Lessons from the field: A mixed methods analysis of hair stylists’ reflections on their experience as lay health educators
Focus groups, health education, qualitative research, reproductive health, salons, stylists
Women and Health
Beauty salons are unique settings to provide community-based health education. The Speak UP! Salon Project trained hair stylists to deliver health messages related to reducing unintended pregnancy to female clients in the 18–30-year age range. The project ran from 2009 through 2011. Midway through the project, we held focus groups with stylists and administered a questionnaire as concurrent process evaluation measures. Forty-seven of the ninety-three stylists then active in the project attended one of eleven focus groups. The focus groups included questions about stylists’ experiences and their reflections on their role as lay health educators. Using Krueger’s qualitative methodology, we systematically analyzed the focus group transcripts. Six themes emerged from the focus groups, including stylists’ ability to deliver lay health education, increased comfort levels, stylists’ self-monitoring, support materials, messaging outside the target audience, and intangible benefits to the stylists. The questionnaire included twenty-six items and provided quantitative support for identified themes.
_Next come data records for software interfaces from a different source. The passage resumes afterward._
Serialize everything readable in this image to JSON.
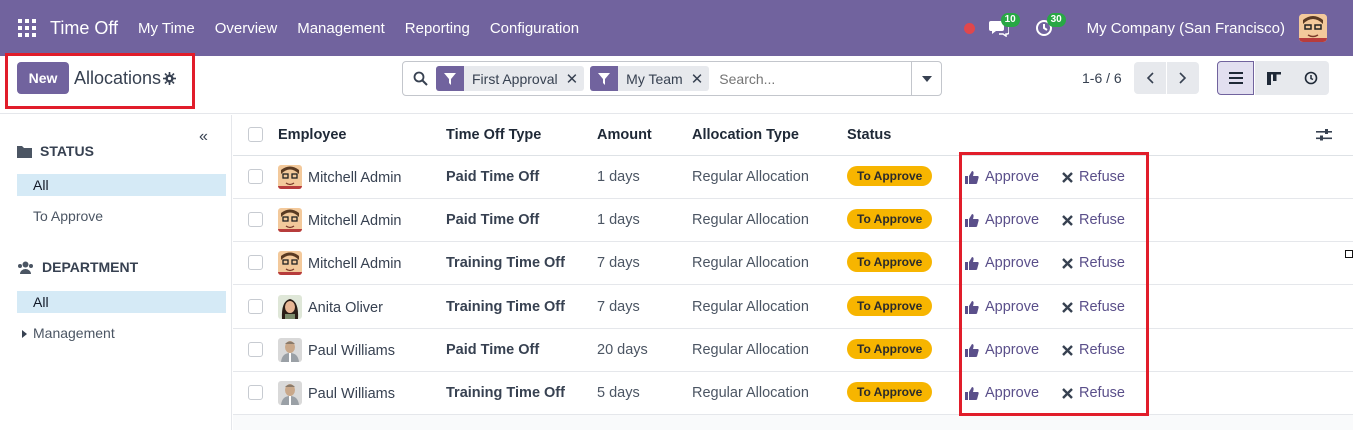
{
  "topnav": {
    "app_title": "Time Off",
    "menu": [
      "My Time",
      "Overview",
      "Management",
      "Reporting",
      "Configuration"
    ],
    "messages_count": "10",
    "activities_count": "30",
    "company": "My Company (San Francisco)"
  },
  "control": {
    "new_label": "New",
    "breadcrumb": "Allocations",
    "facets": [
      "First Approval",
      "My Team"
    ],
    "search_placeholder": "Search...",
    "pager": "1-6 / 6"
  },
  "sidebar": {
    "status_header": "STATUS",
    "status_items": [
      "All",
      "To Approve"
    ],
    "department_header": "DEPARTMENT",
    "department_items": [
      "All",
      "Management"
    ]
  },
  "table": {
    "columns": [
      "Employee",
      "Time Off Type",
      "Amount",
      "Allocation Type",
      "Status"
    ],
    "approve_label": "Approve",
    "refuse_label": "Refuse",
    "rows": [
      {
        "employee": "Mitchell Admin",
        "type": "Paid Time Off",
        "amount": "1 days",
        "allocation": "Regular Allocation",
        "status": "To Approve"
      },
      {
        "employee": "Mitchell Admin",
        "type": "Paid Time Off",
        "amount": "1 days",
        "allocation": "Regular Allocation",
        "status": "To Approve"
      },
      {
        "employee": "Mitchell Admin",
        "type": "Training Time Off",
        "amount": "7 days",
        "allocation": "Regular Allocation",
        "status": "To Approve"
      },
      {
        "employee": "Anita Oliver",
        "type": "Training Time Off",
        "amount": "7 days",
        "allocation": "Regular Allocation",
        "status": "To Approve"
      },
      {
        "employee": "Paul Williams",
        "type": "Paid Time Off",
        "amount": "20 days",
        "allocation": "Regular Allocation",
        "status": "To Approve"
      },
      {
        "employee": "Paul Williams",
        "type": "Training Time Off",
        "amount": "5 days",
        "allocation": "Regular Allocation",
        "status": "To Approve"
      }
    ]
  },
  "colors": {
    "brand": "#71639e",
    "badge": "#f7b500",
    "highlight": "#e11d2a",
    "sidebar_active": "#d5eaf6"
  }
}
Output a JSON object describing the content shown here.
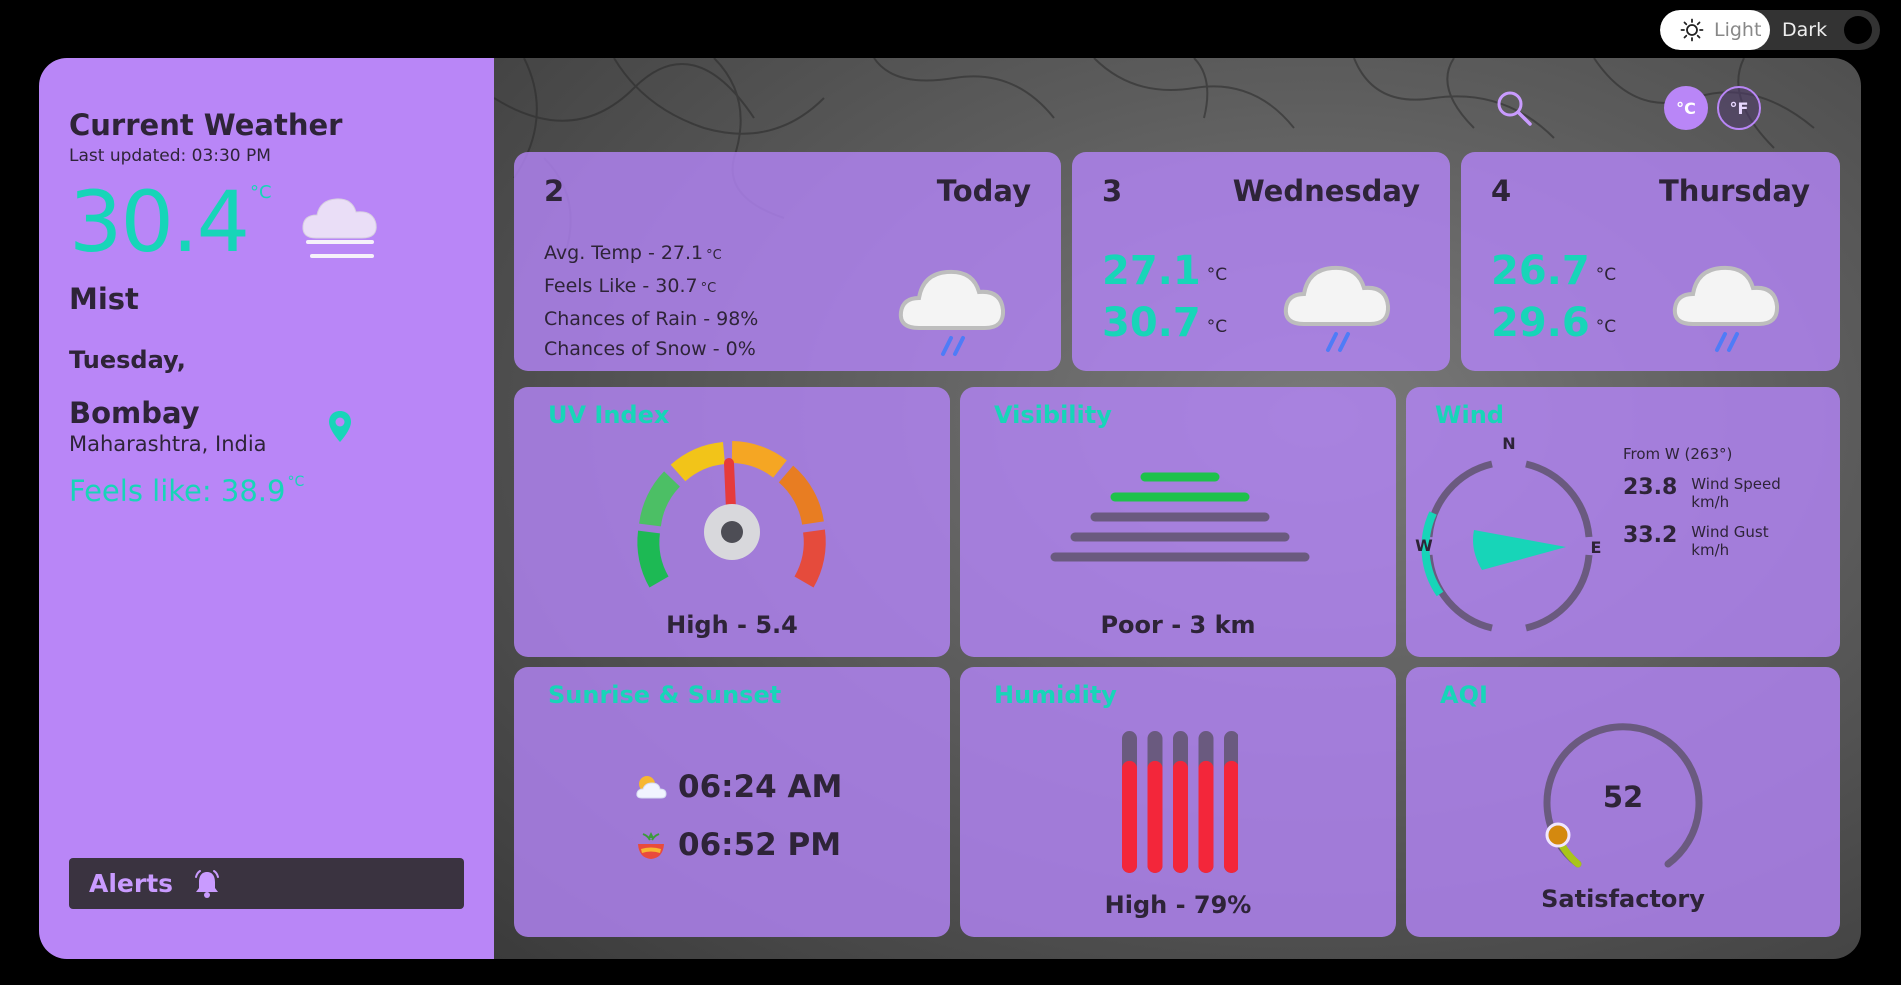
{
  "theme": {
    "light_label": "Light",
    "dark_label": "Dark"
  },
  "current": {
    "title": "Current Weather",
    "last_updated": "Last updated: 03:30 PM",
    "temp": "30.4",
    "unit": "°C",
    "condition": "Mist",
    "day": "Tuesday,",
    "city": "Bombay",
    "region": "Maharashtra, India",
    "feels_like": "Feels like: 38.9",
    "feels_unit": "°C"
  },
  "alerts": {
    "label": "Alerts"
  },
  "units": {
    "celsius": "°C",
    "fahrenheit": "°F"
  },
  "forecast": [
    {
      "num": "2",
      "day": "Today",
      "avg_temp": "Avg. Temp - 27.1",
      "feels_like": "Feels Like - 30.7",
      "unit": "°C",
      "rain": "Chances of Rain - 98%",
      "snow": "Chances of Snow - 0%"
    },
    {
      "num": "3",
      "day": "Wednesday",
      "min": "27.1",
      "max": "30.7",
      "unit": "°C"
    },
    {
      "num": "4",
      "day": "Thursday",
      "min": "26.7",
      "max": "29.6",
      "unit": "°C"
    }
  ],
  "uv": {
    "title": "UV Index",
    "value": "High - 5.4"
  },
  "visibility": {
    "title": "Visibility",
    "value": "Poor - 3 km"
  },
  "wind": {
    "title": "Wind",
    "compass": {
      "n": "N",
      "e": "E",
      "w": "W"
    },
    "from": "From W (263°)",
    "speed": "23.8",
    "speed_label": "Wind Speed",
    "speed_unit": "km/h",
    "gust": "33.2",
    "gust_label": "Wind Gust",
    "gust_unit": "km/h"
  },
  "sun": {
    "title": "Sunrise & Sunset",
    "sunrise": "06:24 AM",
    "sunset": "06:52 PM"
  },
  "humidity": {
    "title": "Humidity",
    "value": "High - 79%",
    "level": 79
  },
  "aqi": {
    "title": "AQI",
    "number": "52",
    "label": "Satisfactory"
  },
  "colors": {
    "accent": "#17d5b8",
    "panel": "#b986f7",
    "text": "#2e2438"
  }
}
Findings indicated that stylists were a strong and willing community partner for delivering health education, they received substantial positive feedback from clients, and their efforts reached individuals far beyond the target audience; however, professional health educators must provide substantial training and support to ensure the program’s success.
Department of Health, Recreation, and Community Services
Original Publication Date
DOI of published version
UNI ScholarWorks, Rod Library, University of Northern Iowa
Rasmusson, Addie; Roberts-Dobie, Susan; and Losch, Mary E., "Lessons from the field: A mixed methods analysis of hair stylists’ reflections on their experience as lay health educators" (2018). Faculty Publications. 706.